> _MATERIAL FOR THIS TASK_
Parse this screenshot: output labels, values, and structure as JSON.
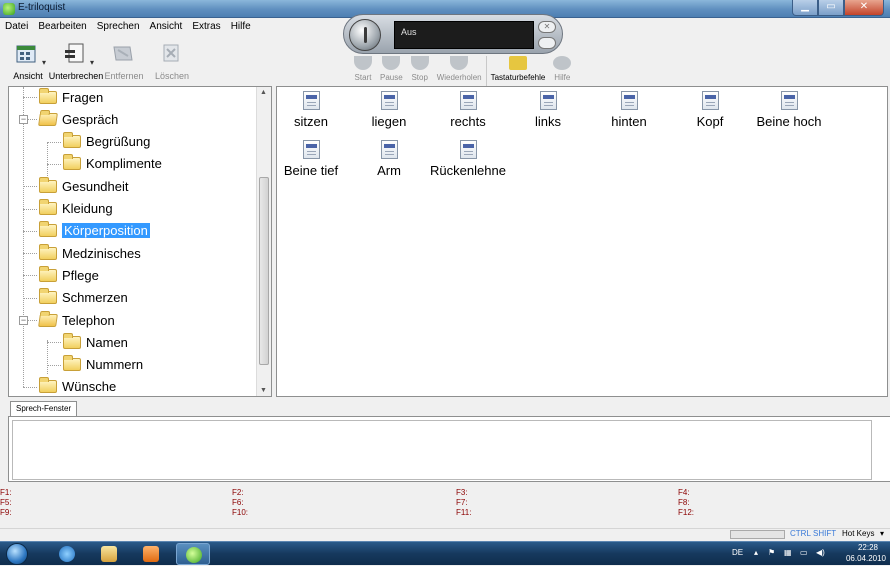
{
  "window": {
    "title": "E-triloquist"
  },
  "menu": [
    "Datei",
    "Bearbeiten",
    "Sprechen",
    "Ansicht",
    "Extras",
    "Hilfe"
  ],
  "toolbar": {
    "ansicht": "Ansicht",
    "unterbrechen": "Unterbrechen",
    "entfernen": "Entfernen",
    "loeschen": "Löschen"
  },
  "speech_widget": {
    "status": "Aus"
  },
  "playback": {
    "start": "Start",
    "pause": "Pause",
    "stop": "Stop",
    "wiederholen": "Wiederholen",
    "tastaturbefehle": "Tastaturbefehle",
    "hilfe": "Hilfe"
  },
  "tree": [
    {
      "label": "Fragen",
      "level": 0,
      "expander": ""
    },
    {
      "label": "Gespräch",
      "level": 0,
      "expander": "−",
      "open": true
    },
    {
      "label": "Begrüßung",
      "level": 1,
      "expander": ""
    },
    {
      "label": "Komplimente",
      "level": 1,
      "expander": ""
    },
    {
      "label": "Gesundheit",
      "level": 0,
      "expander": ""
    },
    {
      "label": "Kleidung",
      "level": 0,
      "expander": ""
    },
    {
      "label": "Körperposition",
      "level": 0,
      "expander": "",
      "selected": true
    },
    {
      "label": "Medzinisches",
      "level": 0,
      "expander": ""
    },
    {
      "label": "Pflege",
      "level": 0,
      "expander": ""
    },
    {
      "label": "Schmerzen",
      "level": 0,
      "expander": ""
    },
    {
      "label": "Telephon",
      "level": 0,
      "expander": "−",
      "open": true
    },
    {
      "label": "Namen",
      "level": 1,
      "expander": ""
    },
    {
      "label": "Nummern",
      "level": 1,
      "expander": ""
    },
    {
      "label": "Wünsche",
      "level": 0,
      "expander": ""
    }
  ],
  "items": [
    "sitzen",
    "liegen",
    "rechts",
    "links",
    "hinten",
    "Kopf",
    "Beine hoch",
    "Beine tief",
    "Arm",
    "Rückenlehne"
  ],
  "speech_window": {
    "tab_label": "Sprech-Fenster",
    "text": ""
  },
  "function_keys": [
    "F1:",
    "F2:",
    "F3:",
    "F4:",
    "F5:",
    "F6:",
    "F7:",
    "F8:",
    "F9:",
    "F10:",
    "F11:",
    "F12:"
  ],
  "status": {
    "ctrl": "CTRL",
    "shift": "SHIFT",
    "hotkeys": "Hot Keys"
  },
  "taskbar": {
    "lang": "DE",
    "time": "22:28",
    "date": "06.04.2010"
  },
  "colors": {
    "selection": "#3399ff",
    "fkey_text": "#8b0000",
    "taskbar": "#16395e"
  }
}
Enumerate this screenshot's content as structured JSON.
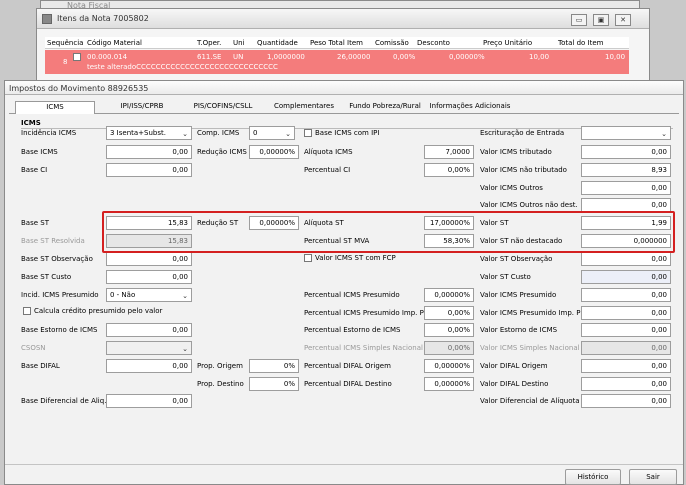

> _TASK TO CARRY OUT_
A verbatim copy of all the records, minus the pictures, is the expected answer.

> _ANSWER FOR THE TASK_
Parse this screenshot: output labels, values, and structure as JSON.
{
  "window": {
    "title": "E-triloquist"
  },
  "menu": [
    "Datei",
    "Bearbeiten",
    "Sprechen",
    "Ansicht",
    "Extras",
    "Hilfe"
  ],
  "toolbar": {
    "ansicht": "Ansicht",
    "unterbrechen": "Unterbrechen",
    "entfernen": "Entfernen",
    "loeschen": "Löschen"
  },
  "speech_widget": {
    "status": "Aus"
  },
  "playback": {
    "start": "Start",
    "pause": "Pause",
    "stop": "Stop",
    "wiederholen": "Wiederholen",
    "tastaturbefehle": "Tastaturbefehle",
    "hilfe": "Hilfe"
  },
  "tree": [
    {
      "label": "Fragen",
      "level": 0,
      "expander": ""
    },
    {
      "label": "Gespräch",
      "level": 0,
      "expander": "−",
      "open": true
    },
    {
      "label": "Begrüßung",
      "level": 1,
      "expander": ""
    },
    {
      "label": "Komplimente",
      "level": 1,
      "expander": ""
    },
    {
      "label": "Gesundheit",
      "level": 0,
      "expander": ""
    },
    {
      "label": "Kleidung",
      "level": 0,
      "expander": ""
    },
    {
      "label": "Körperposition",
      "level": 0,
      "expander": "",
      "selected": true
    },
    {
      "label": "Medzinisches",
      "level": 0,
      "expander": ""
    },
    {
      "label": "Pflege",
      "level": 0,
      "expander": ""
    },
    {
      "label": "Schmerzen",
      "level": 0,
      "expander": ""
    },
    {
      "label": "Telephon",
      "level": 0,
      "expander": "−",
      "open": true
    },
    {
      "label": "Namen",
      "level": 1,
      "expander": ""
    },
    {
      "label": "Nummern",
      "level": 1,
      "expander": ""
    },
    {
      "label": "Wünsche",
      "level": 0,
      "expander": ""
    }
  ],
  "items": [
    "sitzen",
    "liegen",
    "rechts",
    "links",
    "hinten",
    "Kopf",
    "Beine hoch",
    "Beine tief",
    "Arm",
    "Rückenlehne"
  ],
  "speech_window": {
    "tab_label": "Sprech-Fenster",
    "text": ""
  },
  "function_keys": [
    "F1:",
    "F2:",
    "F3:",
    "F4:",
    "F5:",
    "F6:",
    "F7:",
    "F8:",
    "F9:",
    "F10:",
    "F11:",
    "F12:"
  ],
  "status": {
    "ctrl": "CTRL",
    "shift": "SHIFT",
    "hotkeys": "Hot Keys"
  },
  "taskbar": {
    "lang": "DE",
    "time": "22:28",
    "date": "06.04.2010"
  },
  "colors": {
    "selection": "#3399ff",
    "fkey_text": "#8b0000",
    "taskbar": "#16395e"
  }
}
Enumerate this screenshot's content as structured JSON.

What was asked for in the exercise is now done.